Loneliness: the hidden, unspoken issue affecting middle-aged men
‘I sat down in our quiet house and realised I had not one person I could call. I cried’
Running around the playground, it’s a pretty simple sentence to say. But walking up to other adults and asking, “Do you want to be my friend?” isn’t a line that rolls off the tongue for most grown-ups.
Maybe it needs to be though, especially for middle-aged men.
It seems the biggest threat facing middle-aged men these days isn’t heart disease or obesity, it’s loneliness.
Middle-aged men are struggling with isolation because they find it difficult to maintain friendships as they age and it’s having a negative effect on their lives.
It’s bleeding into their mental health too.
Research from The Men’s Health Forum in Ireland (MHFI) last year found the suicide rate among middle-aged men (40-59 years old) in the Republic of Ireland is the highest of all age cohorts.

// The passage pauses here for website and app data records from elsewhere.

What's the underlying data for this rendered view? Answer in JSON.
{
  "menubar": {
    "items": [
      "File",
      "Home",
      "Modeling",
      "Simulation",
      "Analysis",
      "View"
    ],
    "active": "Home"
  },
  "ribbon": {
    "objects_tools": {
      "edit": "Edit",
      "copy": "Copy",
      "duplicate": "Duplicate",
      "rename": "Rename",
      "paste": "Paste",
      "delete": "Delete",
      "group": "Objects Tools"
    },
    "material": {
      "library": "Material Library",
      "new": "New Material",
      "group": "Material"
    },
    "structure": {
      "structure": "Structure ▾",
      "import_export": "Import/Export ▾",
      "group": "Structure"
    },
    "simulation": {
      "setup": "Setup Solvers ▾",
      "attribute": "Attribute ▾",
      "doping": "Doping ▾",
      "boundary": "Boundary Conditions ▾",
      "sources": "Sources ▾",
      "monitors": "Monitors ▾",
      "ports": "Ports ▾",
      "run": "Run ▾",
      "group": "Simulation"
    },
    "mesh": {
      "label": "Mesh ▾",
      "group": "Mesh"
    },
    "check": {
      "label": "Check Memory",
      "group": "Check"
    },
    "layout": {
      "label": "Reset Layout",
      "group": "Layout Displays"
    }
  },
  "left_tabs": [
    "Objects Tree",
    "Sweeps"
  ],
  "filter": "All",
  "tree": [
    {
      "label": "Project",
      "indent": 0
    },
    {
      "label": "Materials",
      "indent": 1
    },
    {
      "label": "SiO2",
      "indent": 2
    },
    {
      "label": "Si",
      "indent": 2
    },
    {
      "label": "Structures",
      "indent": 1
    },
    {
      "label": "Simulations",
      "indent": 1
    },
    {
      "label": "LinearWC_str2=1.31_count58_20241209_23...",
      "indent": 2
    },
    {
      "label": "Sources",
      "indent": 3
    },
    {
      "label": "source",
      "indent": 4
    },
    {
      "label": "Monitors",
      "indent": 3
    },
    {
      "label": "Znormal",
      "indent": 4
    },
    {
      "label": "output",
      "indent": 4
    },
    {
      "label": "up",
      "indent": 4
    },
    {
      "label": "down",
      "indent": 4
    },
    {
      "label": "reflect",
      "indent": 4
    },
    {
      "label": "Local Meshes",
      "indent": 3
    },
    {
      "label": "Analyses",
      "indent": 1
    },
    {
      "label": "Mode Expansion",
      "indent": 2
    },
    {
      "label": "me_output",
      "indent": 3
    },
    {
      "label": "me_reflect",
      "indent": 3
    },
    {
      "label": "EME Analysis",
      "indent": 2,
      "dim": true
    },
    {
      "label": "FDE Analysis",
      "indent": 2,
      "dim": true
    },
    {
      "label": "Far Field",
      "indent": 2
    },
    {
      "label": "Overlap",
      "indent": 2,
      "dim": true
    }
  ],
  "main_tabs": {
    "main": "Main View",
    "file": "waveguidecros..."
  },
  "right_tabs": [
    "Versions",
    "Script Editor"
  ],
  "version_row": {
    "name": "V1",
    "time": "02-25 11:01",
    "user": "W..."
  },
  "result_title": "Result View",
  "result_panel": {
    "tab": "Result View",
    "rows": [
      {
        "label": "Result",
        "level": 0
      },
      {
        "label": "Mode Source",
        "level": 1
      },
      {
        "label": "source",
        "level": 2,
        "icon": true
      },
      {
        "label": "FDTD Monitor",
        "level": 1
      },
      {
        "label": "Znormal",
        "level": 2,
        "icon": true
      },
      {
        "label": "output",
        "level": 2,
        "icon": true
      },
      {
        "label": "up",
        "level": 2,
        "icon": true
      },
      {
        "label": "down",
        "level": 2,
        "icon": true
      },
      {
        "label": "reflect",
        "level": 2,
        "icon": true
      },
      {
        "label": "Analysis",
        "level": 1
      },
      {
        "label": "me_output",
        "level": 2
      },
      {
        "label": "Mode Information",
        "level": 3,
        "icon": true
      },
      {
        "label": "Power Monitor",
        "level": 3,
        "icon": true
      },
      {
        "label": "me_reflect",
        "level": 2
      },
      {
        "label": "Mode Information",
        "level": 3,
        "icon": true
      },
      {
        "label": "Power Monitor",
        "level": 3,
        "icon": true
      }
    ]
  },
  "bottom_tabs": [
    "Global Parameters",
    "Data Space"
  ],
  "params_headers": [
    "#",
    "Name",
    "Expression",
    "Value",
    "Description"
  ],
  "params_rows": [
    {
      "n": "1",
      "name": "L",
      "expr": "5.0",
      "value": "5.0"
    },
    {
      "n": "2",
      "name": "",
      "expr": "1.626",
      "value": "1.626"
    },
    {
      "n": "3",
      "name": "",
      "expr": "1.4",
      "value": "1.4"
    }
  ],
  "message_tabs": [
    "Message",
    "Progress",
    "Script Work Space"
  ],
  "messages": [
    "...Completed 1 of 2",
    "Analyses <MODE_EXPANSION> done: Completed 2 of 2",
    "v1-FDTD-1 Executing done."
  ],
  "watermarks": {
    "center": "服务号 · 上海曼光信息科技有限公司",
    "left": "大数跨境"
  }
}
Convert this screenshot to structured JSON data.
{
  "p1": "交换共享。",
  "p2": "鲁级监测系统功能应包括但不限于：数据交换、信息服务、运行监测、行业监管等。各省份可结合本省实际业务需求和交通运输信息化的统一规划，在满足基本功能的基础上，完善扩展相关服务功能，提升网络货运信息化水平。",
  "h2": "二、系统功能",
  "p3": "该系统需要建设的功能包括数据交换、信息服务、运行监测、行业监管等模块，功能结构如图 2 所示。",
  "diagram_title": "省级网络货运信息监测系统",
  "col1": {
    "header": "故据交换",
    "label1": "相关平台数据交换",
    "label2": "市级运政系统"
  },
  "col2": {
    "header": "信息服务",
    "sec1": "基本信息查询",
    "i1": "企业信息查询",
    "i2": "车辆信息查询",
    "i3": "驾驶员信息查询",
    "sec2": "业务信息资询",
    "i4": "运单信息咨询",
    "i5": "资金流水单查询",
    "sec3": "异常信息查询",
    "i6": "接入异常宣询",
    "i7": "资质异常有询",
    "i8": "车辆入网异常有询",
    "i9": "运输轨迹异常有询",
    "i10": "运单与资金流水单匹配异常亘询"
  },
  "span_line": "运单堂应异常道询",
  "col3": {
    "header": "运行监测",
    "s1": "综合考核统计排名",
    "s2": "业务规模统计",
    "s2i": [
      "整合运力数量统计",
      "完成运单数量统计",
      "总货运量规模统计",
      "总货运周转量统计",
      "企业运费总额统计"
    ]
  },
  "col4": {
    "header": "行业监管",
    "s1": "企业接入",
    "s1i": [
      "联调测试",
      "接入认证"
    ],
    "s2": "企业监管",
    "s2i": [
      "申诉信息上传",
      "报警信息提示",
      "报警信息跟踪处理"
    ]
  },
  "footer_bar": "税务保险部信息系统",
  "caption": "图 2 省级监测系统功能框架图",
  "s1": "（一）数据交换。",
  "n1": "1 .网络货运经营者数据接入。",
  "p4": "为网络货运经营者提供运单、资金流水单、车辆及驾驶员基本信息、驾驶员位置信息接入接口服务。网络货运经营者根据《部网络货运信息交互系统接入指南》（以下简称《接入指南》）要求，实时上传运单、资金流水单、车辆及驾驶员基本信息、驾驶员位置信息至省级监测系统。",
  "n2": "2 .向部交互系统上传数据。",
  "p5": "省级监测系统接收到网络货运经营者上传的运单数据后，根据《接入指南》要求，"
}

But what is it that stops men from making and maintaining long-term friendships?
Those childhood friendships and teenage alliances we all make tend to peter out as marriage, moving, career changes, families and life comes calling with its multiple demands. It leaves many of our friendships hanging in the balance and middle-aged men struggle the most.
Researchers have found that chances of friendlessness among men trebles by late middle age.
Barry Sheridan, who is CEO at the Irish Men’s Sheds Association, says this trend in men this age is like a hidden issue that is not spoken about a lot.
The men’s shed movement, which originated in Australia to promote the overall health of men, helps provide social spaces where men of all ages can gather and socialise.
“We all want to be part of something, whether it’s a place or the people we hang around with. But middle-aged men often tend to devote themselves to work and family and as they grow older they are almost displaced. They lose themselves and many feel a deep lack of connection.”
The aim of men’s sheds is to provide a social space for men of all ages to hang out together. “Our motto is ‘shoulder to shoulder’, because men are not always comfortable with face to face communication. A lot of men’s shed activities start side by side.”
Psychologists agree that men tend to rely on “shoulder-to-shoulder” friendships (doing things together), while women enjoy “face-to-face” friendships (honestly sharing thoughts and emotions).
Psychotherapist Phil Gormley has developed his counselling practice around this premise. He provides walk and talk therapy to his clients in the Phoenix Park or the mountains in Wicklow to take the pressure off opening up. “Men will go for a few pints or watch a match together but they don’t talk about any of the deeper stuff or feelings. When things get overwhelming for men, they don’t really have the skills or an outlet to express themselves and the pressure builds.”
Therapy while walking side by side in nature helps men open up, says Gormley who says he also struggles with friendships as a middle-aged man. “It is a tricky time, there’s a lot of superficial small talk that goes on in a man’s life and if you’re not into sport, that makes it even harder. A lot of men don’t know how to express how they feel and so, reaching out and starting a conversation or developing a new friendship is a whole other level.”
Sheridan agrees and says the most important tool in a men’s shed is the kettle. “We are trying to create a safe space so that we can have these conversations without stress. So coming in and making a cup of tea and having the chat is a great start for a lot of men. The hardest bit is take the chance to walk in the door.”
Feeling isolated can creep up on you, says Sean. Age 59 and after taking early retirement, he described himself as “completely lost” in recent years. “Your work friends fall away because mostly what you had in common was work and I am not there anymore. All our children have left home and my wife is enjoying her freedom and I sat down one day in our quiet house and realised I had not one person I could call. I cried.”
A neighbour mentioned a community project to Sean, which turned out to be a lifesaver. “I’m not sure how far I might have sunk if I had not volunteered that week. It’s got me out and in touch with men and women of a similar age and given me a sense of purpose again. There was literally no one I could say this to at the time though. That still makes me sad.”
So how do grown-ups make friends?
Sheridan invites any man to walk into their nearest men’s shed. “There’s no hierarchy, there’s no false small talk, it’s just a safe environment to be you. We’ve been able to take huge steps in helping men open up and ask for help.”
Psychologists agree friendships are formed around shared experiences. Joining a group or volunteering is one of the easy steps to take if loneliness has a grip on you.
Gormley says you need to be proactive. “It does take a bit of bravery, a leap. Don’t sit and wait – it won’t happen. You have to actively search for new friends. If you’re struggling, do yourself a favour and speak to someone. It’s a cliché but talking really does work.”